Segment Start: DATA SECTION

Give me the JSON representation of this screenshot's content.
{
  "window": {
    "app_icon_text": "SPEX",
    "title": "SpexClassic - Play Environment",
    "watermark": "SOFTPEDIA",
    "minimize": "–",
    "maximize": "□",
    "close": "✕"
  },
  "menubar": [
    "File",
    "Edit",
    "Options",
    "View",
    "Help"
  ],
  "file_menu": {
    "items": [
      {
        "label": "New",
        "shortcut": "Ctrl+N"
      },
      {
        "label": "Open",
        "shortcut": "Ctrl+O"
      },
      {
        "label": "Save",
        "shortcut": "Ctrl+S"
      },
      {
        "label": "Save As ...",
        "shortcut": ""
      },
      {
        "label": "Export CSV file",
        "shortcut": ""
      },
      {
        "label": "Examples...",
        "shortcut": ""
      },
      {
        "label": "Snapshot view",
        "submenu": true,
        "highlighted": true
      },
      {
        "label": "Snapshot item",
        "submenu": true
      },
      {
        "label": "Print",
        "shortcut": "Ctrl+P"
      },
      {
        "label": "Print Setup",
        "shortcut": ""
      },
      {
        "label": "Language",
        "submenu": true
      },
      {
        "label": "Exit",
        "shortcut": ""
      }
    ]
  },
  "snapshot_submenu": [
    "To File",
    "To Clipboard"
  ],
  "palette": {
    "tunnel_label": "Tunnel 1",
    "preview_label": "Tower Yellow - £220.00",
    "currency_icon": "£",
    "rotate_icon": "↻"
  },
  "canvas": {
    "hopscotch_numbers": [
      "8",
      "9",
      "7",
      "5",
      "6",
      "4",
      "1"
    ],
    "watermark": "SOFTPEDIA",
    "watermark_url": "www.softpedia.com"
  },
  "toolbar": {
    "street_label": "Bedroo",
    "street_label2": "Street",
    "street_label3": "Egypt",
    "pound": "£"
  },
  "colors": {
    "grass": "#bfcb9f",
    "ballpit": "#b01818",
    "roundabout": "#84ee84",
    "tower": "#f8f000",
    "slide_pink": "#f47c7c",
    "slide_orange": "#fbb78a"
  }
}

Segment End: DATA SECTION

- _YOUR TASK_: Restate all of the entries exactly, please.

- _RESPONSE TO THIS EXERCISE_:
Give me the JSON representation of this screenshot's content.
{
  "window": {
    "app_icon_text": "SPEX",
    "title": "SpexClassic - Play Environment",
    "watermark": "SOFTPEDIA",
    "minimize": "–",
    "maximize": "□",
    "close": "✕"
  },
  "menubar": [
    "File",
    "Edit",
    "Options",
    "View",
    "Help"
  ],
  "file_menu": {
    "items": [
      {
        "label": "New",
        "shortcut": "Ctrl+N"
      },
      {
        "label": "Open",
        "shortcut": "Ctrl+O"
      },
      {
        "label": "Save",
        "shortcut": "Ctrl+S"
      },
      {
        "label": "Save As ...",
        "shortcut": ""
      },
      {
        "label": "Export CSV file",
        "shortcut": ""
      },
      {
        "label": "Examples...",
        "shortcut": ""
      },
      {
        "label": "Snapshot view",
        "submenu": true,
        "highlighted": true
      },
      {
        "label": "Snapshot item",
        "submenu": true
      },
      {
        "label": "Print",
        "shortcut": "Ctrl+P"
      },
      {
        "label": "Print Setup",
        "shortcut": ""
      },
      {
        "label": "Language",
        "submenu": true
      },
      {
        "label": "Exit",
        "shortcut": ""
      }
    ]
  },
  "snapshot_submenu": [
    "To File",
    "To Clipboard"
  ],
  "palette": {
    "tunnel_label": "Tunnel 1",
    "preview_label": "Tower Yellow - £220.00",
    "currency_icon": "£",
    "rotate_icon": "↻"
  },
  "canvas": {
    "hopscotch_numbers": [
      "8",
      "9",
      "7",
      "5",
      "6",
      "4",
      "1"
    ],
    "watermark": "SOFTPEDIA",
    "watermark_url": "www.softpedia.com"
  },
  "toolbar": {
    "street_label": "Bedroo",
    "street_label2": "Street",
    "street_label3": "Egypt",
    "pound": "£"
  },
  "colors": {
    "grass": "#bfcb9f",
    "ballpit": "#b01818",
    "roundabout": "#84ee84",
    "tower": "#f8f000",
    "slide_pink": "#f47c7c",
    "slide_orange": "#fbb78a"
  }
}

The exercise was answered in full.